EXERCISE: Reproduce all records below exactly.

Stored entries:
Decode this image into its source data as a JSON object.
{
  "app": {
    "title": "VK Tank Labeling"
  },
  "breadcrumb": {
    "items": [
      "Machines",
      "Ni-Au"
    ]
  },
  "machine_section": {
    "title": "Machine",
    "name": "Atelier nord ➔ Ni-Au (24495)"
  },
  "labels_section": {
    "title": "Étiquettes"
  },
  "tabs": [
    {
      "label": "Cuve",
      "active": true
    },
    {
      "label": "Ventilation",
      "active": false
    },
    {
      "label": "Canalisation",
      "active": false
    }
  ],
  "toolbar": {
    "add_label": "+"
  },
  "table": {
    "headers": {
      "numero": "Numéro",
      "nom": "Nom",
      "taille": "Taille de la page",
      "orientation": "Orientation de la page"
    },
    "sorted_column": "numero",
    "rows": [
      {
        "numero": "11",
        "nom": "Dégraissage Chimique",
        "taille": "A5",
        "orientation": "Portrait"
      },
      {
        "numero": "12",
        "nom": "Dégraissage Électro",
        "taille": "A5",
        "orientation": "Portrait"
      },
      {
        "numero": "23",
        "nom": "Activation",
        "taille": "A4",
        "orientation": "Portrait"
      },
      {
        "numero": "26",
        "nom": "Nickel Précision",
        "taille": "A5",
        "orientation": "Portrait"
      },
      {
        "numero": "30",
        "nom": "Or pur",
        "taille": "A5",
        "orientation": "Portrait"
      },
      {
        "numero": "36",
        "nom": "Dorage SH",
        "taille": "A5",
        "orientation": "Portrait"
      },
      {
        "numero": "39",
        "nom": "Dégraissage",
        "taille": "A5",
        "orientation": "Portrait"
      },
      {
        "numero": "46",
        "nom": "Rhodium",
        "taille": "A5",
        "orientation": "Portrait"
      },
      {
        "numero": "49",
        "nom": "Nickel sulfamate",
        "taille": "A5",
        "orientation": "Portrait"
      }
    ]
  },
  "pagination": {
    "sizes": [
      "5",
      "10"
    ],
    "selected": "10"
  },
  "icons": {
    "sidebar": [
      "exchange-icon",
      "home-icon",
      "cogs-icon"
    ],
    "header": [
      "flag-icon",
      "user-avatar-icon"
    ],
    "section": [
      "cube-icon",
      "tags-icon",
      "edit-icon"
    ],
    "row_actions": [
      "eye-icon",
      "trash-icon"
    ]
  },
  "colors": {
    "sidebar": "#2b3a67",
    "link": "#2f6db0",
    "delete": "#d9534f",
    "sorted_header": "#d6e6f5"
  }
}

WRITTEN REPLY:
Decode this image into its source data as a JSON object.
{
  "app": {
    "title": "VK Tank Labeling"
  },
  "breadcrumb": {
    "items": [
      "Machines",
      "Ni-Au"
    ]
  },
  "machine_section": {
    "title": "Machine",
    "name": "Atelier nord ➔ Ni-Au (24495)"
  },
  "labels_section": {
    "title": "Étiquettes"
  },
  "tabs": [
    {
      "label": "Cuve",
      "active": true
    },
    {
      "label": "Ventilation",
      "active": false
    },
    {
      "label": "Canalisation",
      "active": false
    }
  ],
  "toolbar": {
    "add_label": "+"
  },
  "table": {
    "headers": {
      "numero": "Numéro",
      "nom": "Nom",
      "taille": "Taille de la page",
      "orientation": "Orientation de la page"
    },
    "sorted_column": "numero",
    "rows": [
      {
        "numero": "11",
        "nom": "Dégraissage Chimique",
        "taille": "A5",
        "orientation": "Portrait"
      },
      {
        "numero": "12",
        "nom": "Dégraissage Électro",
        "taille": "A5",
        "orientation": "Portrait"
      },
      {
        "numero": "23",
        "nom": "Activation",
        "taille": "A4",
        "orientation": "Portrait"
      },
      {
        "numero": "26",
        "nom": "Nickel Précision",
        "taille": "A5",
        "orientation": "Portrait"
      },
      {
        "numero": "30",
        "nom": "Or pur",
        "taille": "A5",
        "orientation": "Portrait"
      },
      {
        "numero": "36",
        "nom": "Dorage SH",
        "taille": "A5",
        "orientation": "Portrait"
      },
      {
        "numero": "39",
        "nom": "Dégraissage",
        "taille": "A5",
        "orientation": "Portrait"
      },
      {
        "numero": "46",
        "nom": "Rhodium",
        "taille": "A5",
        "orientation": "Portrait"
      },
      {
        "numero": "49",
        "nom": "Nickel sulfamate",
        "taille": "A5",
        "orientation": "Portrait"
      }
    ]
  },
  "pagination": {
    "sizes": [
      "5",
      "10"
    ],
    "selected": "10"
  },
  "icons": {
    "sidebar": [
      "exchange-icon",
      "home-icon",
      "cogs-icon"
    ],
    "header": [
      "flag-icon",
      "user-avatar-icon"
    ],
    "section": [
      "cube-icon",
      "tags-icon",
      "edit-icon"
    ],
    "row_actions": [
      "eye-icon",
      "trash-icon"
    ]
  },
  "colors": {
    "sidebar": "#2b3a67",
    "link": "#2f6db0",
    "delete": "#d9534f",
    "sorted_header": "#d6e6f5"
  }
}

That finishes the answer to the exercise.